### Exercise objective
Every line between the one containing "Read all visible content and emit it as JSON." and the last line of the data, both included, is to be set down exactly, and pictures are to be omitted.

### The data
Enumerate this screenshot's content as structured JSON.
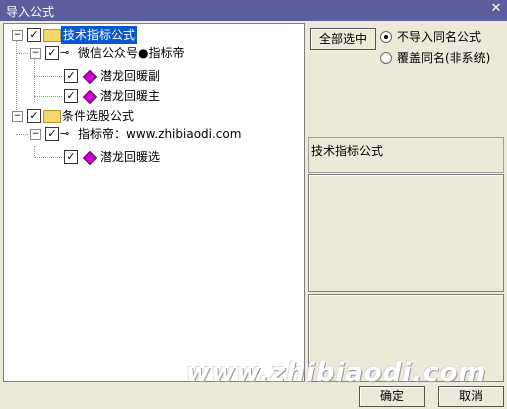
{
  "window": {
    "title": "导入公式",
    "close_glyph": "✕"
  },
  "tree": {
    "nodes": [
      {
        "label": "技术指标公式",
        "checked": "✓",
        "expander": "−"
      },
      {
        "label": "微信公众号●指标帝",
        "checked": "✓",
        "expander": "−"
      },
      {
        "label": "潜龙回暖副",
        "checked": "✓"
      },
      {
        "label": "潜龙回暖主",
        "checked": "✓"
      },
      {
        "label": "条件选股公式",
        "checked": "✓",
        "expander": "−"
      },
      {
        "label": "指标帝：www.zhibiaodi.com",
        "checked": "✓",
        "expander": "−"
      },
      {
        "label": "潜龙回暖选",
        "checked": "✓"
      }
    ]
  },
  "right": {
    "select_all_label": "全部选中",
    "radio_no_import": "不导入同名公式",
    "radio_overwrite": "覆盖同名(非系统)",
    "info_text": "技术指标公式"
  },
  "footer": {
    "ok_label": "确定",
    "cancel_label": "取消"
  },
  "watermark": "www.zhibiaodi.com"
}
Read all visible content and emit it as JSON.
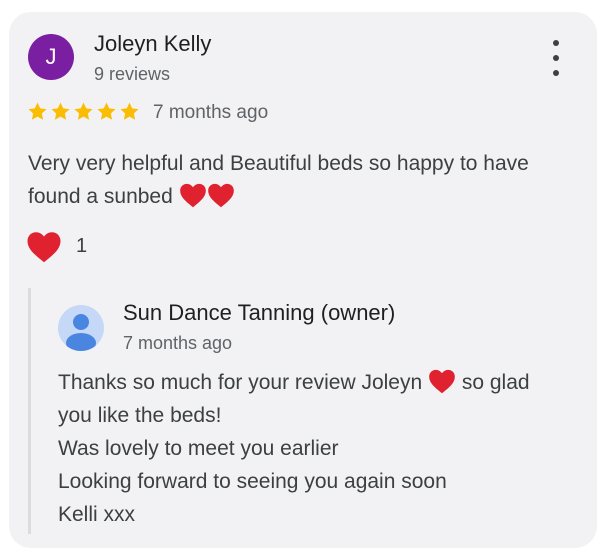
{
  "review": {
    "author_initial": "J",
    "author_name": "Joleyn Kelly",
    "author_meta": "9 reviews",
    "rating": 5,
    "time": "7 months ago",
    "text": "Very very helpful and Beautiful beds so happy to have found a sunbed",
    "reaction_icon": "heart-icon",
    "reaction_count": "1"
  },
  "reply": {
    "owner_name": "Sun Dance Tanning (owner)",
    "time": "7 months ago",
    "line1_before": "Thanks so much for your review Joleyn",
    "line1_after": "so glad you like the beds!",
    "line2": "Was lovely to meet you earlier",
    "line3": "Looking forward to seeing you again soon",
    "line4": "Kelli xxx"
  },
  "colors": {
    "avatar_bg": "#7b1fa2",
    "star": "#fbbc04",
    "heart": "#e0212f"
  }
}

### Output below
Read all visible content and emit it as JSON.
{
  "review": {
    "author_initial": "J",
    "author_name": "Joleyn Kelly",
    "author_meta": "9 reviews",
    "rating": 5,
    "time": "7 months ago",
    "text": "Very very helpful and Beautiful beds so happy to have found a sunbed",
    "reaction_icon": "heart-icon",
    "reaction_count": "1"
  },
  "reply": {
    "owner_name": "Sun Dance Tanning (owner)",
    "time": "7 months ago",
    "line1_before": "Thanks so much for your review Joleyn",
    "line1_after": "so glad you like the beds!",
    "line2": "Was lovely to meet you earlier",
    "line3": "Looking forward to seeing you again soon",
    "line4": "Kelli xxx"
  },
  "colors": {
    "avatar_bg": "#7b1fa2",
    "star": "#fbbc04",
    "heart": "#e0212f"
  }
}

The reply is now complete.